(EXERCISE MATERIAL):
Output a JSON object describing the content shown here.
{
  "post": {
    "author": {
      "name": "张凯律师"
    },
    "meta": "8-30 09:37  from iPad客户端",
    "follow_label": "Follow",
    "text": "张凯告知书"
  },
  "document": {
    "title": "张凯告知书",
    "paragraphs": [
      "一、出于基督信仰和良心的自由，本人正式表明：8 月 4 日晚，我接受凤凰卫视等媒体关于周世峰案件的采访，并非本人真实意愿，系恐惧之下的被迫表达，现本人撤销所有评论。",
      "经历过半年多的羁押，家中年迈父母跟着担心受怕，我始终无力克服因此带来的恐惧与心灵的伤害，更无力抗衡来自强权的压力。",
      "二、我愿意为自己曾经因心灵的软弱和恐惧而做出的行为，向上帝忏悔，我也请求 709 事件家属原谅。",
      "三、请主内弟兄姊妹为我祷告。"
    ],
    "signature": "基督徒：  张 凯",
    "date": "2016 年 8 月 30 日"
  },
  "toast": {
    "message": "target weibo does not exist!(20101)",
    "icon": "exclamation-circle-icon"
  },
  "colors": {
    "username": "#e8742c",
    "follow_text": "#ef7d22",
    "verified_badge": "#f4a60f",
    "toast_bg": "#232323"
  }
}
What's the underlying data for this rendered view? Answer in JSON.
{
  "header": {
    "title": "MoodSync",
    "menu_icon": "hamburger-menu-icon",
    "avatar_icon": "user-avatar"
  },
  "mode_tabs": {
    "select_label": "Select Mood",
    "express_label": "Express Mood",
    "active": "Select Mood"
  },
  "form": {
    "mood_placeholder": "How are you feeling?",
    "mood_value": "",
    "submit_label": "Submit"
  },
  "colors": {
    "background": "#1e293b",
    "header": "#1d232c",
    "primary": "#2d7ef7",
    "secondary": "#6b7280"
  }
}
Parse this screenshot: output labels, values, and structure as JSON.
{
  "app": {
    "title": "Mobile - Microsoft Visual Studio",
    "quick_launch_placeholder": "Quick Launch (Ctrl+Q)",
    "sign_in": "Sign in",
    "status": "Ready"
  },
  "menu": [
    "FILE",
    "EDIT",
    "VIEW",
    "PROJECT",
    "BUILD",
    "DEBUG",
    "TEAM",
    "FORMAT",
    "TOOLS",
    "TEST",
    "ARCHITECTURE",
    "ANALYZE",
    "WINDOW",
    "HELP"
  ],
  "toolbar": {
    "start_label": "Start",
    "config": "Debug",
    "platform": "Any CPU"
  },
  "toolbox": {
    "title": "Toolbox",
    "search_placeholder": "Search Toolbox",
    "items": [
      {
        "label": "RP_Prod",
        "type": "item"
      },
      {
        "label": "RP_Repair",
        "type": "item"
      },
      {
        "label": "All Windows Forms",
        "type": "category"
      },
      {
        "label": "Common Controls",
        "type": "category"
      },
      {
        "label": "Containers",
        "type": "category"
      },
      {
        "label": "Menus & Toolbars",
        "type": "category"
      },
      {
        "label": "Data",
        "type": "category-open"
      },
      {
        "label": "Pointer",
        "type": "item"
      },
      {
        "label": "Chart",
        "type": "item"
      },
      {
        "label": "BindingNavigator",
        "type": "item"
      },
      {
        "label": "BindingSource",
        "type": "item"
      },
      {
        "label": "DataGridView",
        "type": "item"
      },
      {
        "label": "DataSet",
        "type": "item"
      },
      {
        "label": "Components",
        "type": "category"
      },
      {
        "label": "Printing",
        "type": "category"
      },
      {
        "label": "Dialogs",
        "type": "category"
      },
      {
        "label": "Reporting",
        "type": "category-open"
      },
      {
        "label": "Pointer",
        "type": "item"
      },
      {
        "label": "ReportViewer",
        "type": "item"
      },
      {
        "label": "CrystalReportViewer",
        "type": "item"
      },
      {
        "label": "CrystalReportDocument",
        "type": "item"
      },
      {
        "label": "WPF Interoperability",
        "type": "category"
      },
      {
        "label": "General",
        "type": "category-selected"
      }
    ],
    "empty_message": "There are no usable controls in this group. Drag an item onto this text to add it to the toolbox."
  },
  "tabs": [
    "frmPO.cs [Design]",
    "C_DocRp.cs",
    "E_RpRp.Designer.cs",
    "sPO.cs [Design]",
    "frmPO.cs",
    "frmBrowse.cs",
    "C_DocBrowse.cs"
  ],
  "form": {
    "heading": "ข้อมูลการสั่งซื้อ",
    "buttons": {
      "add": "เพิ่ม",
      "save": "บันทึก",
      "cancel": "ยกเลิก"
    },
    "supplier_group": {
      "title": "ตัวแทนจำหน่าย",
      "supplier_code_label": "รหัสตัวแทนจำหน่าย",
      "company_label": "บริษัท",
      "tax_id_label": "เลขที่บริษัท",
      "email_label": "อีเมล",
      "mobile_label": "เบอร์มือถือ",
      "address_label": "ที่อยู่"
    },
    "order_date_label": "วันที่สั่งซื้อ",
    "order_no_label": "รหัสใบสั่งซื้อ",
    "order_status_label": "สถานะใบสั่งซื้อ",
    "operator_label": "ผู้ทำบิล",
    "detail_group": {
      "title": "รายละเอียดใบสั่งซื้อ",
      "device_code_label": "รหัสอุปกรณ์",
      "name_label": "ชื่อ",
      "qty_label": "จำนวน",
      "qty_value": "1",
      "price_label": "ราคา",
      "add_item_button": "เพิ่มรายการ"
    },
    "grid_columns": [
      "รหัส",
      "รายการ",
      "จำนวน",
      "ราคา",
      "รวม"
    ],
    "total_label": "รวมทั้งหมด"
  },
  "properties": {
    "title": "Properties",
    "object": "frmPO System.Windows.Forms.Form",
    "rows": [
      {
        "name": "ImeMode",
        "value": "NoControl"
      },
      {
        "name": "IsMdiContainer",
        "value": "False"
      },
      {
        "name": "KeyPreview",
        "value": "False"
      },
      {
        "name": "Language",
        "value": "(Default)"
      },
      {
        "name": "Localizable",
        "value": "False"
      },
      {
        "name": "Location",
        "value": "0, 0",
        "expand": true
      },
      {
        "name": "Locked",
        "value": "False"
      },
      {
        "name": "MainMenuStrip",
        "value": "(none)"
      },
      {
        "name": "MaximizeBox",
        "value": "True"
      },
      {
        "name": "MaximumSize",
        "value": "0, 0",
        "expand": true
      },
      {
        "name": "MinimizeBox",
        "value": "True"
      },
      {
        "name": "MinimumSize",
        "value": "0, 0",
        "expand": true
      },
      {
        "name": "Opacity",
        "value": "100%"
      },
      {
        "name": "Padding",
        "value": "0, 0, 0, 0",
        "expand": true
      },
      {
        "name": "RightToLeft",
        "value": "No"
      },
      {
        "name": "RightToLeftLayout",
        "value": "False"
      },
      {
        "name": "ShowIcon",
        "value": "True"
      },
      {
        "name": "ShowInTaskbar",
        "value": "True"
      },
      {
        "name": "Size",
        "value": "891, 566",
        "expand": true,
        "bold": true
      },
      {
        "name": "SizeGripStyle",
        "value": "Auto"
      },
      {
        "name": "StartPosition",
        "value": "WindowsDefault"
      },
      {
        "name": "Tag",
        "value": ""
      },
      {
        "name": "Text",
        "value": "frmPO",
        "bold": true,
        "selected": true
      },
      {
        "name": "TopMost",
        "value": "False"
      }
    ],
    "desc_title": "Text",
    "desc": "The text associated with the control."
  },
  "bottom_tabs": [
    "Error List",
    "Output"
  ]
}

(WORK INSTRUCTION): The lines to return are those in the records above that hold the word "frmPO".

(EXPECTED ANSWER):
    "frmPO.cs [Design]",
    "frmPO.cs",
    "object": "frmPO System.Windows.Forms.Form",
        "value": "frmPO",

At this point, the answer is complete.